Verify that the page redirect rule is entered.
Now try requesting your custom domain in your browser. Just enter the domain part and you'll be redirected to the first page. All links to the Confluence Cloud that appear on subsequent pages will change to your custom domain. In my experience, there are times when it redirects to the Atlassian domain under certain conditions, but I haven't figured out exactly what those are. Now you're all set. Feel free to adjust the instance you created on Lightsale based on the number of visitors and their experience, use an on-premises server, or move to a free cloud service.
Things that don't work
However, as I've discussed, this method is not foolproof. Here are some of the issues I've encountered when using this method to expose the public space of Confluence Cloud through a custom domain.
First, the site is not searchable. It works fine under the Atlassian domain, but under the custom domain it shows no results. I'm using Google search to expose the address through the custom domain to search instead. Confluence Cloud doesn't allow Google search, but with a custom domain you can expose it to Google search. I'll explain how to do this in another post.
Also, commonly used macros are not working. The only macro that works well in both desktop and mobile environments is:
Other macros that work well on mobile but not on desktop, or that work well when you open the page from a link to another page but not when you use the page address directly:
multi excerpt include
page property report
I would expect the list of macros that don't work to be much longer.
Despite these drawbacks, I needed a custom domain to run my personal website in a public space on the Confluence Cloud, and since it was for personal use, I decided to accept the drawbacks described above. Atlassian has a history of ignoring the needs of its users over the past 12 years, and I don't expect them to provide custom domain functionality in the near future, so my trust in Atlassian has been shattered in this regard. It's not perfect, but it's still possible to use the Confluence Cloud with a custom domain and be visible in Google search.
Assuming Atlassian doesn't block this method, I'm going to forget about CLOUD-6999 for a while, not get angry about this issue, and make peace with it for a while. I'm not a web expert, so there may be potential security issues with this method or various other issues that I haven't considered.
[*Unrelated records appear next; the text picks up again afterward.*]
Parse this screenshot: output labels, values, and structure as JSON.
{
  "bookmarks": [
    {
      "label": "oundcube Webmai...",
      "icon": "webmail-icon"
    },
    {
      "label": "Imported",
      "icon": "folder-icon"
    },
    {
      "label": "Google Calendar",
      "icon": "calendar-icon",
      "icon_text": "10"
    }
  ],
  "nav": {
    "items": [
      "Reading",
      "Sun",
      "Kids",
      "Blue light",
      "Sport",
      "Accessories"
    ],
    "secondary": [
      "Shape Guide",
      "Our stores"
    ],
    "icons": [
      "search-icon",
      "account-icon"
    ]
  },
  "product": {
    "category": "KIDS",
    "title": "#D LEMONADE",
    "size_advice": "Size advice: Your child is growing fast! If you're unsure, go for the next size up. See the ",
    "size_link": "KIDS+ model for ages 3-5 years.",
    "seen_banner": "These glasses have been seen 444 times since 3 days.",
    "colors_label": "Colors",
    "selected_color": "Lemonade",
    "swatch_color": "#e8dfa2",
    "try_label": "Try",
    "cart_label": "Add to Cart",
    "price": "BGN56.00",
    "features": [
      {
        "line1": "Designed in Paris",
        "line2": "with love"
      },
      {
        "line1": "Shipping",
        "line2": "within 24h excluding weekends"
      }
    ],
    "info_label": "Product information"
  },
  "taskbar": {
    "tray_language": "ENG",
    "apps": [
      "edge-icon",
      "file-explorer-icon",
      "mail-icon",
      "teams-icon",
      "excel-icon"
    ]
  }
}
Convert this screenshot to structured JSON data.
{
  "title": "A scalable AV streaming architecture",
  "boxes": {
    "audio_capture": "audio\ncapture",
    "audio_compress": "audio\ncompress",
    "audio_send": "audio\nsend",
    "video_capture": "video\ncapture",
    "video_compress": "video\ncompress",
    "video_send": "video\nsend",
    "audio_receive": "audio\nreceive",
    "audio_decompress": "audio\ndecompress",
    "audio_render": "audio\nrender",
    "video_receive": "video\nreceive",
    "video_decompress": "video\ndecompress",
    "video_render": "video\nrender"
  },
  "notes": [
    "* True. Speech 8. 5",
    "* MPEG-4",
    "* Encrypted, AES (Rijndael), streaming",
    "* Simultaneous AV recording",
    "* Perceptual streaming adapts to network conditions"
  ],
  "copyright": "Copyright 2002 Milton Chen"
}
However, leaving a reply to CLOUD-6999 will send an email to thousands of people, which doesn't seem like the best way to go, so if you have any suggestions, better methods, or comments on what I've written, please let me know via the following contacts
Email: [email protected]